Malik: Before coming to Iowa, I was working as a technical consultant in the government health sector of Punjab, a province in Pakistan. My workplace was based on a development program for maternal and newborn child healthcare. I helped with and built some technologies for rural women in the province and conducted trainings on the field. Before that, I completed my undergraduate degree in Computer Science, also in Pakistan.

What led to your decision to start in the PhD program in CS at the U of Iowa? 

Corbett: While completing my Master’s, I found that I enjoyed researching and started to wonder how computer science research could be used to develop technologies that support children with disabilities. I was excited to learn about the Health and wellness Computer-Human Interaction (HawCHI) Lab and that the faculty, Prof. Kyle Rector and Prof. Juan-Pablo Hourcade, have expertise in accessibility and child-computer interaction research respectively. The university also offers excellent support for learning teaching techniques at the college level, which I plan to pursue after completing the PhD program. After visiting on Admitted Students Day last spring and meeting several faculty, including Prof. Rector and Prof. Hourcade, I felt like the program would be an excellent fit for me.

Malik: My job experience and research experience with children with autism led me towards the area of Human-Computer-Interaction. While searching for relevant work by faculty, I came across work done by Juan Pablo and Kyle and that got me interested in U of Iowa. In addition to the motivation for research, the coursework and environment also seemed friendly and interesting.

How has your experience at Iowa been so far -- including research, courses, and other outside-the-department experiences? 

Corbett: I am really enjoying Iowa City! Prior to moving to Iowa, I lived in a rural town in Illinois so I’m definitely enjoying the abundant activities that are available here for both my son and myself. There are several beautiful parks and nature trails that we visit often, and I am looking forward to attending the Iowa City Farmers Market in May. I’m also really enjoying working with my advisor, Prof. Rector, on our current research project on improving art accessibility for people with visual impairments through crowdsourced sighted contributions. This work is being done in collaboration with Vero Smith, an art curator at the University of Iowa Stanley Museum of Art. This is my first experience conducting collaborative interdisciplinary research and it has been an amazing learning experience. I also have an amazingly supportive research group with whom I get to meet weekly and discuss current HCI research. The courses I’ve taken so far have also been great learning experiences and have really helped improve my research skills, especially in the areas of Human-Computer Interaction and Child-Computer Interaction. I also attended the Computing Research Association’s Grad Cohort for Women 2019, where I was able to meet and network with other female graduate students and professionals in the field and present a poster on our current research. I also gained valuable advice for continuing my PhD studies, including building confidence and balancing grad school and personal life. Overall I am having a great experience here at Iowa!

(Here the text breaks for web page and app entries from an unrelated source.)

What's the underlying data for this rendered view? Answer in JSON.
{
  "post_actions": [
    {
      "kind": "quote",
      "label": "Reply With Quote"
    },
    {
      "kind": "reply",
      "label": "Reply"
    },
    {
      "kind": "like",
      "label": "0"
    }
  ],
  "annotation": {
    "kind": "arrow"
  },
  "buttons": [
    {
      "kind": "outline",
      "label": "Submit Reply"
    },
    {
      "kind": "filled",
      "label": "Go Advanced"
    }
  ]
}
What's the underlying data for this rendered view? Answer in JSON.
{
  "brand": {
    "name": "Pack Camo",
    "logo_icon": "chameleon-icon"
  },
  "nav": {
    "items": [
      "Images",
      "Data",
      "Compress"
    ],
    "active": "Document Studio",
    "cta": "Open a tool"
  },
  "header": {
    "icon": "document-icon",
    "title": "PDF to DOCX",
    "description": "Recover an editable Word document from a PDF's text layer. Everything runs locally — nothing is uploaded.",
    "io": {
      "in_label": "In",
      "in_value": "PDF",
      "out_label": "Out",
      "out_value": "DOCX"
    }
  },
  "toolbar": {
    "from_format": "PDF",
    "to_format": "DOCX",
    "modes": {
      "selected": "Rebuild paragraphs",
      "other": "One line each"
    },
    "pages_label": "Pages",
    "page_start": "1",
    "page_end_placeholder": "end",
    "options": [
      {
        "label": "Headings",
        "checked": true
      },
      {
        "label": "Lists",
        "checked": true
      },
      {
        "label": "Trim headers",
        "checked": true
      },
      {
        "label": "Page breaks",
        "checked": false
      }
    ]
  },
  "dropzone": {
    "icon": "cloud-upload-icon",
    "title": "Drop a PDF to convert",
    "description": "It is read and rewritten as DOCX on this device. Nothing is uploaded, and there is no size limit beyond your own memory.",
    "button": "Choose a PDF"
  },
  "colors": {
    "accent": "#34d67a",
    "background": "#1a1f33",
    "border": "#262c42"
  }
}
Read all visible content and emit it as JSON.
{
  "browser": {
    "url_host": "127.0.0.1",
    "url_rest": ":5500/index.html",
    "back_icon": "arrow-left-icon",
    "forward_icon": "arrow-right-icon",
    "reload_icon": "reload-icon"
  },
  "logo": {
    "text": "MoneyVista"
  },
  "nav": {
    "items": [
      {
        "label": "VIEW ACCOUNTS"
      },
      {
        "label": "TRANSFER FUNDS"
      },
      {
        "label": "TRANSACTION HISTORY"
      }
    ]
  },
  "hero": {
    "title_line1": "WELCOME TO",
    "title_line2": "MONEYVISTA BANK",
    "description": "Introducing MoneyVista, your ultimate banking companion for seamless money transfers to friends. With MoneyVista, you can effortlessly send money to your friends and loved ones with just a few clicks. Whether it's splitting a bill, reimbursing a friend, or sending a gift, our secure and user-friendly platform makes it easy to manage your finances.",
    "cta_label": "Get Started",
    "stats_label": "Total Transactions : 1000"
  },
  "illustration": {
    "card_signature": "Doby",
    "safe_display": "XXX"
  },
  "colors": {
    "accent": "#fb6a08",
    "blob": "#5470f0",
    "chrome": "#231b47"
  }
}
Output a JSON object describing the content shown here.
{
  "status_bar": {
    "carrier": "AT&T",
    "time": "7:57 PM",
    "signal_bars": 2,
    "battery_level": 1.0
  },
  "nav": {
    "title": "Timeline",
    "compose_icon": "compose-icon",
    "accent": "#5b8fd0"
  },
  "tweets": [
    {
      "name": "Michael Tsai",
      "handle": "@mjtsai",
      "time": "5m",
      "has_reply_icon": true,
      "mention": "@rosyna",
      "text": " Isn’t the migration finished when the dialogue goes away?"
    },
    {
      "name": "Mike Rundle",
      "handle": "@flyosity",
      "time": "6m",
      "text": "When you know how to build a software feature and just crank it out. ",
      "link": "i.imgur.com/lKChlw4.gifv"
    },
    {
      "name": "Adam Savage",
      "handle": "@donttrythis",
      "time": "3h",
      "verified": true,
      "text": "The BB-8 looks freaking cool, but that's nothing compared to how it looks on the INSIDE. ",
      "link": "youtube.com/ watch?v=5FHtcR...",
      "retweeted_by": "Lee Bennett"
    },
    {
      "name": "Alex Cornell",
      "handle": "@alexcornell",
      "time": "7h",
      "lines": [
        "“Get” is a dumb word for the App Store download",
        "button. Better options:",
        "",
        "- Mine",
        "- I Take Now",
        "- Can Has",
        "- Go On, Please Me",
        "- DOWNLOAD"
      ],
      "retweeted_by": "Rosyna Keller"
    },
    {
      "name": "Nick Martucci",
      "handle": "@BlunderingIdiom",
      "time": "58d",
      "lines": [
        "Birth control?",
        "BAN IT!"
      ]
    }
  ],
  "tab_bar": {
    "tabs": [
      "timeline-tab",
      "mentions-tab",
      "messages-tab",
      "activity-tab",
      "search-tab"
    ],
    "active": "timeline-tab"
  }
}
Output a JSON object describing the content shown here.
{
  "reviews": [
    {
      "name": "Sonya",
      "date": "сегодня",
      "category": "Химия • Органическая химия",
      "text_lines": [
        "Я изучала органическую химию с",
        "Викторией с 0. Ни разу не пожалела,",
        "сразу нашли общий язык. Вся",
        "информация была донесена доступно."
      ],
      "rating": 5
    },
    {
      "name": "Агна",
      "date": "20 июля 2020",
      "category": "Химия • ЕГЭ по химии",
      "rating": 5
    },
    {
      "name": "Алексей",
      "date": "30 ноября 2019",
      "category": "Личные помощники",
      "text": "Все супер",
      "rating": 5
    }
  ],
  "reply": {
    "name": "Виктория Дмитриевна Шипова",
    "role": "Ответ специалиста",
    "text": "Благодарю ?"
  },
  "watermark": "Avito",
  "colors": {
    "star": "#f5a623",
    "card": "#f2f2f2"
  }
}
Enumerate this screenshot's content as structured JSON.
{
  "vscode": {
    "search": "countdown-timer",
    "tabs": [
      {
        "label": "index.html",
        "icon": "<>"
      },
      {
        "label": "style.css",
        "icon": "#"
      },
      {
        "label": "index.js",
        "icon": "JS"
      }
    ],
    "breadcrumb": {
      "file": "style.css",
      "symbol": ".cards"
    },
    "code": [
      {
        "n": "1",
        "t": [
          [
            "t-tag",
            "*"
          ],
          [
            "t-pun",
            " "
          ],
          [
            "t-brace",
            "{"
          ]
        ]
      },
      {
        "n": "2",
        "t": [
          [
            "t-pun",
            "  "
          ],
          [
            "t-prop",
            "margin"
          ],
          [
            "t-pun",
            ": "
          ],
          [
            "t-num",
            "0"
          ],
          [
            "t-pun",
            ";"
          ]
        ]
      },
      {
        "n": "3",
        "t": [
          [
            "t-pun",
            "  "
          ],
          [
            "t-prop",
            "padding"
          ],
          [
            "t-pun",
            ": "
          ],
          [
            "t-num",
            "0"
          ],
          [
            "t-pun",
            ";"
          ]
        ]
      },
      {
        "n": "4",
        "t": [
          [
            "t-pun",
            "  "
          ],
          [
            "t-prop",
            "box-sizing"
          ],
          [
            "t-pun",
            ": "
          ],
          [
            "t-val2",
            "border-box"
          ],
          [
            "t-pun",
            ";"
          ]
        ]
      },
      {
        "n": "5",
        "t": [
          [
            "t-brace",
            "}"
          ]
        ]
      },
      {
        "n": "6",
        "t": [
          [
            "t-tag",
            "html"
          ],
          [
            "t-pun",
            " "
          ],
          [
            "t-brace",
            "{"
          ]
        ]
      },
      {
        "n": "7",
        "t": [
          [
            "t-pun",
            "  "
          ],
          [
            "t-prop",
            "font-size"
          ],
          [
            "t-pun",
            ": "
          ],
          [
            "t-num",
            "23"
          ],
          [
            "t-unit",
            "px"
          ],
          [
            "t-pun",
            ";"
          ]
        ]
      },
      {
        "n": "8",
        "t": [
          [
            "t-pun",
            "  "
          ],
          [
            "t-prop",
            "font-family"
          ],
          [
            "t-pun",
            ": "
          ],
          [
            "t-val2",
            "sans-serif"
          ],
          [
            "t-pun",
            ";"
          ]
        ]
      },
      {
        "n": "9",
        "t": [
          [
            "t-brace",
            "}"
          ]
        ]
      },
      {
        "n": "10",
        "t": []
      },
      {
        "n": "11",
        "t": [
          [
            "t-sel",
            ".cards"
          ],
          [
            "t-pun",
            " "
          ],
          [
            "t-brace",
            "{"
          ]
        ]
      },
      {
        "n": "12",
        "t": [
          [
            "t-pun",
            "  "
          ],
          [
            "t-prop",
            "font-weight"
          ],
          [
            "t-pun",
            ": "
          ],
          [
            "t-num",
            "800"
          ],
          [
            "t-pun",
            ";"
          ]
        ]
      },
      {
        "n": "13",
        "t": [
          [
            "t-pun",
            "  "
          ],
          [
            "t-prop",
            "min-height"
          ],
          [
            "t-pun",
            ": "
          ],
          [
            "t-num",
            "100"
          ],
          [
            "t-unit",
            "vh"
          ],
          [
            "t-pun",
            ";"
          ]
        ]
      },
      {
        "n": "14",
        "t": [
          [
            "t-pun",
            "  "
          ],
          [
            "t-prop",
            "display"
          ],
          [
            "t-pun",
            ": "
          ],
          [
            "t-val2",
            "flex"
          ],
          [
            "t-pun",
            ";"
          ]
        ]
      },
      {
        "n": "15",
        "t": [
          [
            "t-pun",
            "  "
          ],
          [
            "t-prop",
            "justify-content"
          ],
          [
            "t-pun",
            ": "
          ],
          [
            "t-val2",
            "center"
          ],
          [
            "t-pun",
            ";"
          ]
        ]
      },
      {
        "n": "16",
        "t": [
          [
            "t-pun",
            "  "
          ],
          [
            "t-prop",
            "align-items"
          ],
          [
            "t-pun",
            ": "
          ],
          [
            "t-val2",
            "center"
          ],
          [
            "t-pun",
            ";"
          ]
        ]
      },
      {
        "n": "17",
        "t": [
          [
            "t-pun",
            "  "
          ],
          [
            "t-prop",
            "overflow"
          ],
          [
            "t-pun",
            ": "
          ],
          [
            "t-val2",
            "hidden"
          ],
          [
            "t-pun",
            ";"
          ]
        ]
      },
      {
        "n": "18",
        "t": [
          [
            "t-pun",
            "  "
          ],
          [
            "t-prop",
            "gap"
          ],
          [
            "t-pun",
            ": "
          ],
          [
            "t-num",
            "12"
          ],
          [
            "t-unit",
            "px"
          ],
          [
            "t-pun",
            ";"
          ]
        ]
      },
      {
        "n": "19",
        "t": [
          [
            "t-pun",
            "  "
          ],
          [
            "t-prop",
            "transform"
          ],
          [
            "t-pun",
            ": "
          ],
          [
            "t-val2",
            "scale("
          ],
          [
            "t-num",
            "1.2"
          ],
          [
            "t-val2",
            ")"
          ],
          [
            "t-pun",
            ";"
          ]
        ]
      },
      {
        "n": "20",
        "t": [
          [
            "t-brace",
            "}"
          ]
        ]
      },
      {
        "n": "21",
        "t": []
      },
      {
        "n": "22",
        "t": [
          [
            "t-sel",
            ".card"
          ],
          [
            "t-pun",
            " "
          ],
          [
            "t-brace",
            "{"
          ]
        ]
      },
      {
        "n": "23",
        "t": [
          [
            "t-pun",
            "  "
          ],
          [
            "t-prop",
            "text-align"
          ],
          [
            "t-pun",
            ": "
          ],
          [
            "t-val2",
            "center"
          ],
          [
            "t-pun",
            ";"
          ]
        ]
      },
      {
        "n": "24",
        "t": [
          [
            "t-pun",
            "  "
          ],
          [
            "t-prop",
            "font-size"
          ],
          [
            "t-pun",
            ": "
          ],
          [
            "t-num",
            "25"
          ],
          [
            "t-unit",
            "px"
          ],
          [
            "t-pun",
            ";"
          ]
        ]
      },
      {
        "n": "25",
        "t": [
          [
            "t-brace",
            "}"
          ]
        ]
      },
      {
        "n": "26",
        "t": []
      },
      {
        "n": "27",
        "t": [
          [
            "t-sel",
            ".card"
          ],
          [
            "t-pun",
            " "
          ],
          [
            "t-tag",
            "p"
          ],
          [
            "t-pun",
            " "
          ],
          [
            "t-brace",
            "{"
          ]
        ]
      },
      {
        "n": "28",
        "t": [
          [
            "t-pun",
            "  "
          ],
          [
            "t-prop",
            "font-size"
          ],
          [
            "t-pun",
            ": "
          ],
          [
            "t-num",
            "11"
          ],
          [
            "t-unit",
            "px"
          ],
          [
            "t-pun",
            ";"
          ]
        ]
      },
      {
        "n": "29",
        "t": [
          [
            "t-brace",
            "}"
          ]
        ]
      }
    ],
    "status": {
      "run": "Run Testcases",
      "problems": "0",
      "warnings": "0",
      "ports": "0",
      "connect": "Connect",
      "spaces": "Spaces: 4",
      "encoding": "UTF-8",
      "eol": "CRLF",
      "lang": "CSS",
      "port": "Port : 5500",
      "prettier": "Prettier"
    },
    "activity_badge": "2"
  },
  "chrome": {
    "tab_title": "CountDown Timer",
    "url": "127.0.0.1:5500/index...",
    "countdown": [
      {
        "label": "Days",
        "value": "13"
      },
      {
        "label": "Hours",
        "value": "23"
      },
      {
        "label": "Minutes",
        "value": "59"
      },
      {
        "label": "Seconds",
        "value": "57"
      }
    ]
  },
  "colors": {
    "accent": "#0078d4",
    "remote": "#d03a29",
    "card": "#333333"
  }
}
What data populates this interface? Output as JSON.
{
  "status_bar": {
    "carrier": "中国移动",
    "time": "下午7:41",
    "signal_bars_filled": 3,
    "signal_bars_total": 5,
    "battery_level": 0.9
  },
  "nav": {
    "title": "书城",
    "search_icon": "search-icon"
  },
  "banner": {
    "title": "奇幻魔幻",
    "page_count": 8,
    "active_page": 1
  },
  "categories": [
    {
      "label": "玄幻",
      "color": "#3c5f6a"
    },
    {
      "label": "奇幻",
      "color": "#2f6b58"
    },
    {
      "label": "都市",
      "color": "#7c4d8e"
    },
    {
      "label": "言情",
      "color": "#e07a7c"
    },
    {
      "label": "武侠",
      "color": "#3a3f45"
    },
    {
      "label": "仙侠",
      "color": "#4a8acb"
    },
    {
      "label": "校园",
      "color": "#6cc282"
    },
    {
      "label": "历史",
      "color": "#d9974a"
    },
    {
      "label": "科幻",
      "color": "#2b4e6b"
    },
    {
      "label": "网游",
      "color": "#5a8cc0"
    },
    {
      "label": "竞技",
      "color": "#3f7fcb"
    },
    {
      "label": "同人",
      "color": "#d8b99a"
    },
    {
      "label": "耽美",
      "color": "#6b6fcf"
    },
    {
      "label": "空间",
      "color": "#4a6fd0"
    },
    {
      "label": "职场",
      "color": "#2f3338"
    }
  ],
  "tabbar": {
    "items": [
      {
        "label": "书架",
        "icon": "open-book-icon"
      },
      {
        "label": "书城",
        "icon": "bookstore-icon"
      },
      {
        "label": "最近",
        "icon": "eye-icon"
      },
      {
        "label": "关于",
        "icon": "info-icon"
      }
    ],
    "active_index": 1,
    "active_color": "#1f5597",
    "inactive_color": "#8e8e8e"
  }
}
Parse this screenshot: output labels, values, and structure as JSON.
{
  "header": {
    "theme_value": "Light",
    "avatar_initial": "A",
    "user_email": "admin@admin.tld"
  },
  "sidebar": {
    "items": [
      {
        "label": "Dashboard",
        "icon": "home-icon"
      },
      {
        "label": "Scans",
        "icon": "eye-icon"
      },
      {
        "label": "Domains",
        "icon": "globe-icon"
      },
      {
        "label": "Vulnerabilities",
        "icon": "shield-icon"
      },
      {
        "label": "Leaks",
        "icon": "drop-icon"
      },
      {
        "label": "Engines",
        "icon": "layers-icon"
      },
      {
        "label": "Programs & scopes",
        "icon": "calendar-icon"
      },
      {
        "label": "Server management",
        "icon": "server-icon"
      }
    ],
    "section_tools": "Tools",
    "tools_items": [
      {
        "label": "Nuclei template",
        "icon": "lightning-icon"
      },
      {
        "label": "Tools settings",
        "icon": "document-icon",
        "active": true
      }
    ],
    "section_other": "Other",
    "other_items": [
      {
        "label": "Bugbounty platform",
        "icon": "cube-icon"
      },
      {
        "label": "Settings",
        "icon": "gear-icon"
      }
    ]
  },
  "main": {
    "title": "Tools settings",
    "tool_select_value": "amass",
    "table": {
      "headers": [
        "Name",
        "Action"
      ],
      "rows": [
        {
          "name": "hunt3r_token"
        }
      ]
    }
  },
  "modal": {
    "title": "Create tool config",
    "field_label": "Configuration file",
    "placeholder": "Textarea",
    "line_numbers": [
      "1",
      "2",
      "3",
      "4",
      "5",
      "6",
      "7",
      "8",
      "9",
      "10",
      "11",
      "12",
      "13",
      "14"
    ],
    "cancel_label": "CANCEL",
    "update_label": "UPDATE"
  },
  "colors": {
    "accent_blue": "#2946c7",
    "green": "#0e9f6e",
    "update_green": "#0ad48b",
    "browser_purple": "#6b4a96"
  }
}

Malik: My experience at Iowa so far has been exciting! I found a wonderful and supportive research group, and new friends. Academic work, especially research, can get stressful sometimes and it’s been good to have an encouraging and supportive bunch of people around. The professors and other people in the department are cooperative, and the coursework is rigorous but interesting. I got involved in a research project with the Hank Lab at the university and met with people from other departments of the university and attended workshops where I met people from outside the university. These experiences helped me gain more insight into different areas in computing and what I wanted to do. Iowa also offers many things to do beyond just academia, such as sports, poetry (it’s the city of literature) and art (even if it is all indoors during winter – Iowa also offers the worst winters).